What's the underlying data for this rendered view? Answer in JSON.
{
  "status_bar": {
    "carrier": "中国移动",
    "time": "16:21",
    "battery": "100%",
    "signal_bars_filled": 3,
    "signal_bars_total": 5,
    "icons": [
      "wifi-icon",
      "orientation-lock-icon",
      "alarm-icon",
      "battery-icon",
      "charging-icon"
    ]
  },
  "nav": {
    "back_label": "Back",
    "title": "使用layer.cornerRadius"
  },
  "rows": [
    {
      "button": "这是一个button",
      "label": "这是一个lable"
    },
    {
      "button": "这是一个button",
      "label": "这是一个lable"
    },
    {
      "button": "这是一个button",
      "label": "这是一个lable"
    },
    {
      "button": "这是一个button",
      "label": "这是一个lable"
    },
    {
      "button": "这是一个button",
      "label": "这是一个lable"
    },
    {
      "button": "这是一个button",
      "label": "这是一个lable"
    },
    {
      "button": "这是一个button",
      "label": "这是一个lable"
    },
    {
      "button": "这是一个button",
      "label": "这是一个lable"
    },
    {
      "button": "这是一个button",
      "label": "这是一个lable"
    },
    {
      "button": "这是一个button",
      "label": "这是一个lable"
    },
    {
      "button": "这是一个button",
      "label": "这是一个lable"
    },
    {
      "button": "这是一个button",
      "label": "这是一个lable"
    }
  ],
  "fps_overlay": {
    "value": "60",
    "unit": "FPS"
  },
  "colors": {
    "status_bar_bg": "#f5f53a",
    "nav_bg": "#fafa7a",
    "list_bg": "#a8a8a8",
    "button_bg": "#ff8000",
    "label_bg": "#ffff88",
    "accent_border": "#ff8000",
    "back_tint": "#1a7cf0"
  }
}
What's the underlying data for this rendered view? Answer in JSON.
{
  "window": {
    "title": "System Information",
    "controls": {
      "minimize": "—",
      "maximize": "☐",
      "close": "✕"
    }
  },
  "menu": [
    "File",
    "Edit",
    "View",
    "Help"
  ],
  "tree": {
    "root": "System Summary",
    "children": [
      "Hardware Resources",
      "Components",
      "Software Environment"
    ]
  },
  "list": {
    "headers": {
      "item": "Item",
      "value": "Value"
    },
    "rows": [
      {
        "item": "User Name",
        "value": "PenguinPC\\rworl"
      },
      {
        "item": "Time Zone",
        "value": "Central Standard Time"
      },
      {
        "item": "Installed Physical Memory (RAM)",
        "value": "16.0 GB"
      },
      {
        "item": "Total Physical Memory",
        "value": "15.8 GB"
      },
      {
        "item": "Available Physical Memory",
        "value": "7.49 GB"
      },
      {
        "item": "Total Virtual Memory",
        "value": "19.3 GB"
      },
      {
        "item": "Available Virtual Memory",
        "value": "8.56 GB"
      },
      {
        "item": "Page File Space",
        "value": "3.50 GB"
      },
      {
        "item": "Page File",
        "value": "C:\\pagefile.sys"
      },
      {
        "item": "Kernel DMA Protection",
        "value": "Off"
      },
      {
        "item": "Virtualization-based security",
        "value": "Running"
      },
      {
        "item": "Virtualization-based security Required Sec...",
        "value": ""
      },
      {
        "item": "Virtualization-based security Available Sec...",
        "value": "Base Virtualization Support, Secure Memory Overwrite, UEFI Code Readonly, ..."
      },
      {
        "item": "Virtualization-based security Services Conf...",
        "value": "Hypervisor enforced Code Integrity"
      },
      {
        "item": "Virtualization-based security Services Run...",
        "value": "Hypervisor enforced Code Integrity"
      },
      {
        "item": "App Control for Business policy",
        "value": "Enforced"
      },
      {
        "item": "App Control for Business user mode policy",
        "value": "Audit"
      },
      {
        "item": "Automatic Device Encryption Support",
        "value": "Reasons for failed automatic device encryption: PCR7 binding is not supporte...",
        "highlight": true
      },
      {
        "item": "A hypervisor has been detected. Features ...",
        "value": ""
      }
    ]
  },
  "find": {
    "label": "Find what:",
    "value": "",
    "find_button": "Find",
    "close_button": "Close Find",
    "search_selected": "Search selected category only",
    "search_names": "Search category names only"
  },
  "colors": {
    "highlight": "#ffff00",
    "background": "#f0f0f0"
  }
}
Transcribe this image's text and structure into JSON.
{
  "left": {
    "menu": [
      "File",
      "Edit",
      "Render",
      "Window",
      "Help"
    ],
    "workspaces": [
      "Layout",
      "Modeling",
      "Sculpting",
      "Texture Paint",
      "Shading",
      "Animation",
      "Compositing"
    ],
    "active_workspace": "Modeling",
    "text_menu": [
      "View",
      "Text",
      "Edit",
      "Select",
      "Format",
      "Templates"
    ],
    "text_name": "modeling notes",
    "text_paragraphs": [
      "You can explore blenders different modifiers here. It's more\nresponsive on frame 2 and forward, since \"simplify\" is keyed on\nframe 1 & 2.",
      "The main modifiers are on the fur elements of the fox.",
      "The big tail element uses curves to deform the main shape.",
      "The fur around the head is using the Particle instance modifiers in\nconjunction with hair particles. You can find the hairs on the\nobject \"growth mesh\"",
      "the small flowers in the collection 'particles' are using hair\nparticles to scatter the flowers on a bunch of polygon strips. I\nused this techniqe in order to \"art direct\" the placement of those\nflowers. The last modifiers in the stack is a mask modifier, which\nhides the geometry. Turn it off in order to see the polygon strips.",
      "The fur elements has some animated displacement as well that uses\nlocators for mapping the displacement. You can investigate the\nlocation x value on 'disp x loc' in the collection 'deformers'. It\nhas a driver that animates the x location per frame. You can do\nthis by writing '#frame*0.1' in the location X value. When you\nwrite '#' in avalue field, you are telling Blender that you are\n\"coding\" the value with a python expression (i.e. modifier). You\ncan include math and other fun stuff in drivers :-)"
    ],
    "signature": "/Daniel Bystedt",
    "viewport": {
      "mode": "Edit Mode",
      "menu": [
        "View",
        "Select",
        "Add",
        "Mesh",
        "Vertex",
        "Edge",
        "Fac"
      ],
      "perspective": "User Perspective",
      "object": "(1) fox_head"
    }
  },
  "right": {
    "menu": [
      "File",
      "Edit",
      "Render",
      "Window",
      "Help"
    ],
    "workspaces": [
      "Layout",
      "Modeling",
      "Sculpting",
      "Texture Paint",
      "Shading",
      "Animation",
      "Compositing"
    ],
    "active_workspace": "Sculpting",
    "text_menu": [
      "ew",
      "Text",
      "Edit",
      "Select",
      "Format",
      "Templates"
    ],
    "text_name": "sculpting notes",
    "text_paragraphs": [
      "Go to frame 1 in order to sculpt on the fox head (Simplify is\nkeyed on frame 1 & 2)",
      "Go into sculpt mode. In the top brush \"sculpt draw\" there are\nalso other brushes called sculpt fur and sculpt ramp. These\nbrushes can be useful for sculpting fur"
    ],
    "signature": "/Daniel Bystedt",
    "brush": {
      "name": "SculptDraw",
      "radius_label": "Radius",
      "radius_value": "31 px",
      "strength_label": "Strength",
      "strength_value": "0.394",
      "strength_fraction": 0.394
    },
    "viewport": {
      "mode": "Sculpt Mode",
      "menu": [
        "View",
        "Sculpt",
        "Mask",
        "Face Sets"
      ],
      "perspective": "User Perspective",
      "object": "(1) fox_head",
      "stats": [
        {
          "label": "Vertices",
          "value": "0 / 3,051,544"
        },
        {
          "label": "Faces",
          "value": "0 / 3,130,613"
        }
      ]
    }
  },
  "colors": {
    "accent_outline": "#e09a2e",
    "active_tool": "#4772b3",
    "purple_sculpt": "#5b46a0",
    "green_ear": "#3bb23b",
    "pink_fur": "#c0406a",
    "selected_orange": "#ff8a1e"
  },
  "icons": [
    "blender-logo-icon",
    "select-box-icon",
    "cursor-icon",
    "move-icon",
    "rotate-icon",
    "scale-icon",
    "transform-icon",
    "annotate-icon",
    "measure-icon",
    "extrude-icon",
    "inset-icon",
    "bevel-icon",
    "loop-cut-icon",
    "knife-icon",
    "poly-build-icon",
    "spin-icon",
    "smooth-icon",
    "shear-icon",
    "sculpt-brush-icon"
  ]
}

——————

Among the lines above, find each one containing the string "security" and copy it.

RESULT:
        "item": "Virtualization-based security",
        "item": "Virtualization-based security Required Sec...",
        "item": "Virtualization-based security Available Sec...",
        "item": "Virtualization-based security Services Conf...",
        "item": "Virtualization-based security Services Run...",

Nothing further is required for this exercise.